Within the records, which lines hold the string "JSON"? Report each one by copying it.

Supplied data:

[Start of Attachment]

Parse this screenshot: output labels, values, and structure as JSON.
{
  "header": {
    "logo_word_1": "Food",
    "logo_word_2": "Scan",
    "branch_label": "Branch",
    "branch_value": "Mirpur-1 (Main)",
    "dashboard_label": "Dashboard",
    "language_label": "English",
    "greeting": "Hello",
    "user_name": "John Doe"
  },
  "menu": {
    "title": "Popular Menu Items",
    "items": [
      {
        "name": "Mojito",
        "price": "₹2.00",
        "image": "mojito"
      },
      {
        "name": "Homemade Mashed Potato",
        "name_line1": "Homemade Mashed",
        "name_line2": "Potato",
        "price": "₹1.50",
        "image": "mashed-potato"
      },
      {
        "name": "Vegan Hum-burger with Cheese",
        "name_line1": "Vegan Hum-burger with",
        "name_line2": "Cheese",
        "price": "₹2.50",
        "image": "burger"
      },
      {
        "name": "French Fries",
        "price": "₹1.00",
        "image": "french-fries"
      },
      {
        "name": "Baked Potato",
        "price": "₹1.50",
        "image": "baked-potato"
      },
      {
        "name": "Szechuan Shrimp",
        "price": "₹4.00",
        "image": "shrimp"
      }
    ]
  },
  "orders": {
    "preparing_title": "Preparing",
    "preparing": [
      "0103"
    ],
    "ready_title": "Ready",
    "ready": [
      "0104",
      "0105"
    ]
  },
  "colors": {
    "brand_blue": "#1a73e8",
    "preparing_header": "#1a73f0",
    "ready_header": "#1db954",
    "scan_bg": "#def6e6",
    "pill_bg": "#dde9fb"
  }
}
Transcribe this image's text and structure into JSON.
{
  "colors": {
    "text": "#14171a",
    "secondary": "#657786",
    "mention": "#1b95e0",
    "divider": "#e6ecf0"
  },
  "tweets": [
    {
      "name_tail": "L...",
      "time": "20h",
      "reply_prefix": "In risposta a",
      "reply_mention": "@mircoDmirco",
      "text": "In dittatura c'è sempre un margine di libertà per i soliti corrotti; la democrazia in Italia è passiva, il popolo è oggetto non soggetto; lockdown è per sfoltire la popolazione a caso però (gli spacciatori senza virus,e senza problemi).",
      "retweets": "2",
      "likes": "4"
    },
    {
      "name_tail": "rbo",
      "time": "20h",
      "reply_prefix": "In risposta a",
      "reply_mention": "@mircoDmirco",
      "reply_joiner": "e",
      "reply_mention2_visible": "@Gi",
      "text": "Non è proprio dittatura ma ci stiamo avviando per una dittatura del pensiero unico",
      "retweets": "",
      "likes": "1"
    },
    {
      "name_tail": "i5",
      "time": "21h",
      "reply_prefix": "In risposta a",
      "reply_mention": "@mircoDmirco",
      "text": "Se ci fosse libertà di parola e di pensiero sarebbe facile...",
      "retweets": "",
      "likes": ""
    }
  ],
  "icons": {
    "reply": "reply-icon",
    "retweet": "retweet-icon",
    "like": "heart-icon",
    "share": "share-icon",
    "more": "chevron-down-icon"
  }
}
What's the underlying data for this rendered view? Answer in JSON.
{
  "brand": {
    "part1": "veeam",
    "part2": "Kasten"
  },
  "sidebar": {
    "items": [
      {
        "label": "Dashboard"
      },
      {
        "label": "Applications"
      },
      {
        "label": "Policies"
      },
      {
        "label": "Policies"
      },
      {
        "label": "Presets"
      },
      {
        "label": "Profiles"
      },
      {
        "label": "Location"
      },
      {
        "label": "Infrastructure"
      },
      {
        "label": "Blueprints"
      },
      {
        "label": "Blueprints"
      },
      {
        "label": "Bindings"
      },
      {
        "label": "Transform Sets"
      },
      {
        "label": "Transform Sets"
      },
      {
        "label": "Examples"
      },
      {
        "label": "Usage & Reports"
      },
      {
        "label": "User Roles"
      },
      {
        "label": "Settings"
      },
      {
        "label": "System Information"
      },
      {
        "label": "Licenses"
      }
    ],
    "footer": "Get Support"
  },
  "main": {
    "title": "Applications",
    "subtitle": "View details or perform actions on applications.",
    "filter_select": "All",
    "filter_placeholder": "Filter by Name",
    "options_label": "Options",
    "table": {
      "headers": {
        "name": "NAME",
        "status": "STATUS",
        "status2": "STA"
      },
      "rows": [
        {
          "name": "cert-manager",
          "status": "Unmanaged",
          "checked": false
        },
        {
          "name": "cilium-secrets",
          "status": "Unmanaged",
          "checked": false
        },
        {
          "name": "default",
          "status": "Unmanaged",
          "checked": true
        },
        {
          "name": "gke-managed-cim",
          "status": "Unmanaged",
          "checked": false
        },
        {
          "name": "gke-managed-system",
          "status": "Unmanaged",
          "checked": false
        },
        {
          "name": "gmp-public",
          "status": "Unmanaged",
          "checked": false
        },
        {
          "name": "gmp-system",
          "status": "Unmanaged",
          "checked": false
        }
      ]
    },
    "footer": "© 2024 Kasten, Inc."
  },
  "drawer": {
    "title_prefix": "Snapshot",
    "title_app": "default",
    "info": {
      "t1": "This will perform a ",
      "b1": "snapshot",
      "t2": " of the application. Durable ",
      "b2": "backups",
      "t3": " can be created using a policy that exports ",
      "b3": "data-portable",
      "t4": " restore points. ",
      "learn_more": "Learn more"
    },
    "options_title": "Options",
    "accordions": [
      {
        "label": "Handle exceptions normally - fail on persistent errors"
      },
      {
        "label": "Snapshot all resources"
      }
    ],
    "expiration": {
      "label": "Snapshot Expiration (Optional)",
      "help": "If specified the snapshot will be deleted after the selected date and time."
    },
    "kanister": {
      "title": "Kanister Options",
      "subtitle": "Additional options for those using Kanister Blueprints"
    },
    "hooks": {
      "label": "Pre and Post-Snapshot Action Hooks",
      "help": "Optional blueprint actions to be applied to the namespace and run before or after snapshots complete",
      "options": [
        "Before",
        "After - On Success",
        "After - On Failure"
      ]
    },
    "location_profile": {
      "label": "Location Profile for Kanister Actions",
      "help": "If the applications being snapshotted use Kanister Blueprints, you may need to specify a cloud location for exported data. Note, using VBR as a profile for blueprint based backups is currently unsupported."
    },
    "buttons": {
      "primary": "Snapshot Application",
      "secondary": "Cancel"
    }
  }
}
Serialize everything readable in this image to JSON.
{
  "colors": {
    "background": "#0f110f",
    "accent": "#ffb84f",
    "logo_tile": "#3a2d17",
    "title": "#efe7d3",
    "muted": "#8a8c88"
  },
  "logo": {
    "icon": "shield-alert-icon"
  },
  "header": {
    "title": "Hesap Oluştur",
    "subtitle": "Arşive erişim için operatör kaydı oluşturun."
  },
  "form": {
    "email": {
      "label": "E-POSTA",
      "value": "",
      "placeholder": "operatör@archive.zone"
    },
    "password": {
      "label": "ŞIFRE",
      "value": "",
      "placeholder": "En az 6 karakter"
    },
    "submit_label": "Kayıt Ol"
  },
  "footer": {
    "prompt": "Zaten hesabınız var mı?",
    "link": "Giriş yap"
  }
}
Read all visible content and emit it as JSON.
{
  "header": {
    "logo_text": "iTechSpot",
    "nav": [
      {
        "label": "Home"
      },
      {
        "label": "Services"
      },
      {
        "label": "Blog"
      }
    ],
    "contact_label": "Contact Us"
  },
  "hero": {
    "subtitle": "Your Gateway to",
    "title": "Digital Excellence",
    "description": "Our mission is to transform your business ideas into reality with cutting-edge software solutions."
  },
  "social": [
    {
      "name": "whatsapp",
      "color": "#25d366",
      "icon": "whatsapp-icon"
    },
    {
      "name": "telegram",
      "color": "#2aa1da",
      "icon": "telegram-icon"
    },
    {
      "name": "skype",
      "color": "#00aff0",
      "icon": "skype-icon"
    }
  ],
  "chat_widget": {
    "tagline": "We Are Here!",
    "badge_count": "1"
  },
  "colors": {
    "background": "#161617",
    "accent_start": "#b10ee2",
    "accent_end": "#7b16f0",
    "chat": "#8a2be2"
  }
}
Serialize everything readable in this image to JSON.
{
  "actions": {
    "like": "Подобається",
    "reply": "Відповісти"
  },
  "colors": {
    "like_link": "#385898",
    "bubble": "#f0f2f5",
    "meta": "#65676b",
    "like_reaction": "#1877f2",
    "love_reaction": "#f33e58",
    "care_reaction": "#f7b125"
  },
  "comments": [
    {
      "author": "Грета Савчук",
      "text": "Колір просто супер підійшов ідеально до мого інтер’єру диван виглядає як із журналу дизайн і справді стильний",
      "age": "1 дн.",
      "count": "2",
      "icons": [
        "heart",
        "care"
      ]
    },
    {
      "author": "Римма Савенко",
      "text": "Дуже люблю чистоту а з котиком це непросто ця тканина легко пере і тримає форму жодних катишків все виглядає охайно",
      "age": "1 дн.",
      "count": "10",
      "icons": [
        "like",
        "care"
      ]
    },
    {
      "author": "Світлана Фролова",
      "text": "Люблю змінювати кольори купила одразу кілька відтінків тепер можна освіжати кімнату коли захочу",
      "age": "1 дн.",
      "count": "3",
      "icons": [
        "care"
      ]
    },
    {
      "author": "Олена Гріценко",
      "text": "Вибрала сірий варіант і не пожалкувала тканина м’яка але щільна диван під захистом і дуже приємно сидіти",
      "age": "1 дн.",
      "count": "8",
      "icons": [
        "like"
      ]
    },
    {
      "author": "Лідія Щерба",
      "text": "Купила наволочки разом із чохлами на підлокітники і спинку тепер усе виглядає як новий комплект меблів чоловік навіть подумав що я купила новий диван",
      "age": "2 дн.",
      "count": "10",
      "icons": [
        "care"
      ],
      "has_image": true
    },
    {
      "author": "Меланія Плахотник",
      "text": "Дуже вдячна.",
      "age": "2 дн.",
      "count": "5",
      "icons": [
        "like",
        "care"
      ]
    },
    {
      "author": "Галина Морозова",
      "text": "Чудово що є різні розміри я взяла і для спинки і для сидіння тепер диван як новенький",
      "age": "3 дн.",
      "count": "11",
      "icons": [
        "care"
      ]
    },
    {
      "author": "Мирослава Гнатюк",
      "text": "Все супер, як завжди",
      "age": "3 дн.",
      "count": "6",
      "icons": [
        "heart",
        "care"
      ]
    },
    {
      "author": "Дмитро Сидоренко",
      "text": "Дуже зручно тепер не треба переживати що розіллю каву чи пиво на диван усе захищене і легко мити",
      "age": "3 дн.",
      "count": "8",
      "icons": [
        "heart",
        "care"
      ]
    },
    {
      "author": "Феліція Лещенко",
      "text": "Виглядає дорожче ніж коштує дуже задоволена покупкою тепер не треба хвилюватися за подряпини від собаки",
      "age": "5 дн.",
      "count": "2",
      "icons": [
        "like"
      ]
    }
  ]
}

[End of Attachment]

Response area:
Parse this screenshot: output labels, values, and structure as JSON.
Transcribe this image's text and structure into JSON.
What's the underlying data for this rendered view? Answer in JSON.
Serialize everything readable in this image to JSON.
Read all visible content and emit it as JSON.
Serialize everything readable in this image to JSON.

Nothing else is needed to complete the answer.